    • #3
      Hi Pearlean3, I didn't post the original question but I had to tell you that was one of the sweetest and informative posts I have read. My mother is in Stage 4 CKD and she goes to the doctor in a few weeks. I'm printing this post for future reference in case its needed.

      **BTW, I''m new to the forum, but not new to kidney disease. My dad had was on PD a few years ago.


      • #4
        Oh my gosh, you sound just like me. For years we had to deal with diabetes meal plans, and now renal meal plans. Like you I love to cook and enjoyed feeding my husband to death (no pun please)!!! Today was another day of tears as I tried to draw up a meal plan and grocery list. Our last blood work showed high phosphorus for the first time ever so now we need to look at that also. He had 3 heart blocks due to high potassium which we now have under control. I want to keep him off of dialysis for as long as possible. I feel like I am responsible for his health 100% by what I bring into the house to eat and what I cook. This is a terrible burden for a spouse. I can't help you cause I need help myself but it sure helped to read your post, thanks

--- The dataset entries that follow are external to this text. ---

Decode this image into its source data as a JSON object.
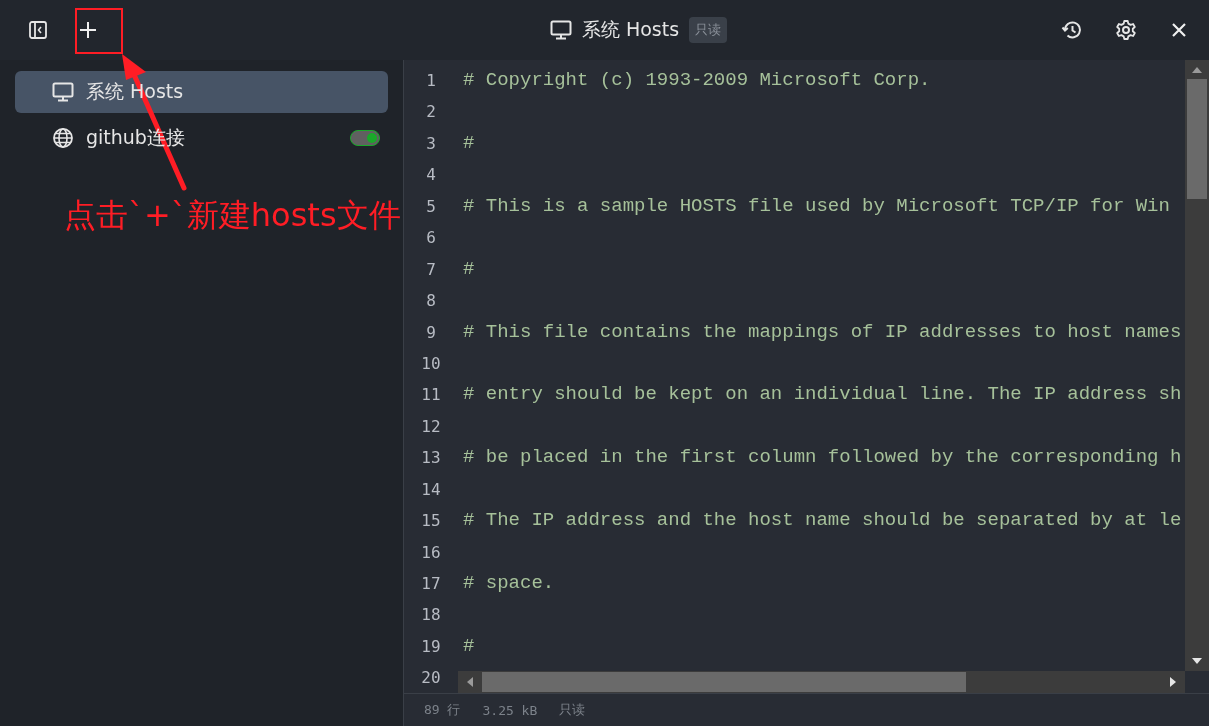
{
  "toolbar": {
    "title": "系统 Hosts",
    "badge": "只读"
  },
  "sidebar": {
    "items": [
      {
        "label": "系统 Hosts",
        "kind": "system",
        "selected": true
      },
      {
        "label": "github连接",
        "kind": "remote",
        "selected": false,
        "on": true
      }
    ]
  },
  "editor": {
    "lines": [
      {
        "number": "1",
        "text": "# Copyright (c) 1993-2009 Microsoft Corp."
      },
      {
        "number": "2"
      },
      {
        "number": "3",
        "text": "#"
      },
      {
        "number": "4"
      },
      {
        "number": "5",
        "text": "# This is a sample HOSTS file used by Microsoft TCP/IP for Win"
      },
      {
        "number": "6"
      },
      {
        "number": "7",
        "text": "#"
      },
      {
        "number": "8"
      },
      {
        "number": "9",
        "text": "# This file contains the mappings of IP addresses to host names"
      },
      {
        "number": "10"
      },
      {
        "number": "11",
        "text": "# entry should be kept on an individual line. The IP address sh"
      },
      {
        "number": "12"
      },
      {
        "number": "13",
        "text": "# be placed in the first column followed by the corresponding h"
      },
      {
        "number": "14"
      },
      {
        "number": "15",
        "text": "# The IP address and the host name should be separated by at le"
      },
      {
        "number": "16"
      },
      {
        "number": "17",
        "text": "# space."
      },
      {
        "number": "18"
      },
      {
        "number": "19",
        "text": "#"
      },
      {
        "number": "20"
      }
    ]
  },
  "status_bar": {
    "lines": "89 行",
    "size": "3.25 kB",
    "mode": "只读"
  },
  "annotation": {
    "text": "点击`+`新建hosts文件"
  }
}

        • #5
          Hi Ladies, instead of getting all stressed over what to cook for the hubby, why doesn't HE take responsibility for what he eats? He can read his labs and decide what he needs to cut back on during the month. He can make up a grocery list for you, right? and he can read labels. Hubby can be proactive in his own health . let him help

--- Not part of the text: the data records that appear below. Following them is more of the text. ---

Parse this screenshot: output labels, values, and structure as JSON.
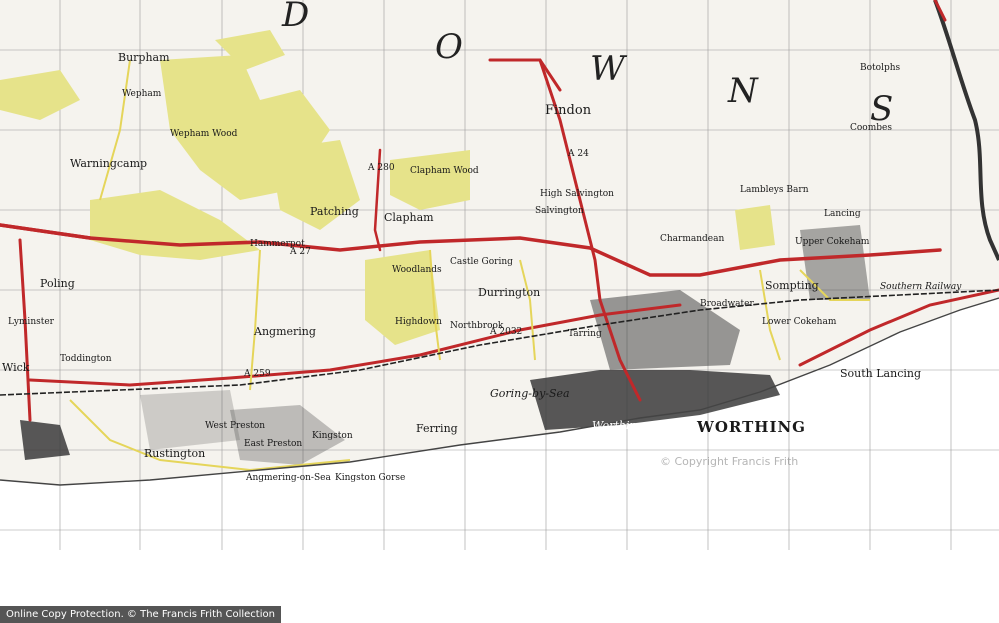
{
  "map": {
    "large_letters": [
      "D",
      "O",
      "W",
      "N",
      "S"
    ],
    "towns": [
      "WORTHING",
      "Worthing"
    ],
    "places": [
      "Burpham",
      "Wepham",
      "Warningcamp",
      "Poling",
      "Angmering",
      "Wick",
      "Rustington",
      "East Preston",
      "West Preston",
      "Kingston",
      "Ferring",
      "Goring-by-Sea",
      "Durrington",
      "Findon",
      "Clapham",
      "Patching",
      "Hammerpot",
      "Sompting",
      "Lancing",
      "South Lancing",
      "Broadwater",
      "Salvington",
      "Highdown",
      "Northbrook",
      "Toddington",
      "Lower Cokeham",
      "Coombes",
      "Botolphs",
      "Clapham Wood",
      "Wepham Wood",
      "Angmering-on-Sea",
      "Kingston Gorse",
      "High Salvington",
      "Southern Railway",
      "Tarring",
      "Charmandean",
      "Upper Cokeham",
      "Lyminster",
      "Woodlands",
      "Castle Goring",
      "Lambleys Barn"
    ],
    "road_numbers": [
      "A 27",
      "A 259",
      "A 2032",
      "A 280",
      "A 24"
    ],
    "colors": {
      "woodland": "#e6e38a",
      "road": "#c0282a",
      "secondary": "#e5d55a",
      "urban": "#2c2c2c",
      "sea": "#ffffff"
    }
  },
  "watermark": "© Copyright Francis Frith",
  "footer": "Online Copy Protection.  © The Francis Frith Collection"
}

          • #6
            Originally posted by patricia0805 View Post
            Hi Ladies, instead of getting all stressed over what to cook for the hubby, why doesn't HE take responsibility for what he eats? He can read his labs and decide what he needs to cut back on during the month. He can make up a grocery list for you, right? and he can read labels. Hubby can be proactive in his own health . let him help
            You're right in that he can help with his meal plans....he is post surgery 3 months for two broken hips, then two bleeding ulcers, and last month had a pacemaker you can imagine how much I want to take care of him...and you can imagine how stressed his body and how fatigued he has become...he is understanding that he needs to watch what he eats and is so pleased with whatever I do to help him with his meals and trying to regain his appetite. I know he's a big boy (well not right now, he's lost 40 lbs)! and I guess I have a hard time not spoiling him lots...but I will try to shift some of the responsibility....these forums are so helpful, although scarey too as we both know that dialysis is probably right around the corner and that will be another stress on his body...thanks for the advise, seriously

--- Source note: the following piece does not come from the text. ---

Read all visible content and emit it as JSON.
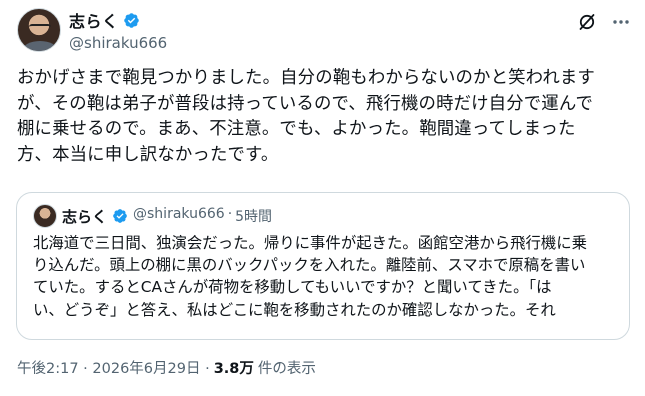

            • #7
              wow, your Hubby must be one strong dude to go thru all that and still be trying to stay healthy. I can not stress enough how important it is to watch the lab results. buildups of phosphorus, calcium, potassium etc. will make him feel worse and damage the kidneys further, so diet is very important. mostly it's everything in moderation and portion control. so, don't deprive him of his favorite foods, just cut back on how much. I love milk but its so bad for me, so when I eat cereal, I just put enough milk in to get the cereal wet and then when I"ve finished the cereal, I pour the milk out...I know it's wasteful but I have to do it.
              I never even touch bananas! but I get the individual cups of peaches, that's the only way I can portion control fruit! I'm diabetic also, and my numbers are mostly in range because I work at it. boring stuff but I feel better and that is my goal. losing the 40 lbs probably helped with the diabetes, right? at this point, you probably feel like a doctor, keeping track of everything! no wonder you're stressed out . Hang in there, it's all worth it.


              Back to Top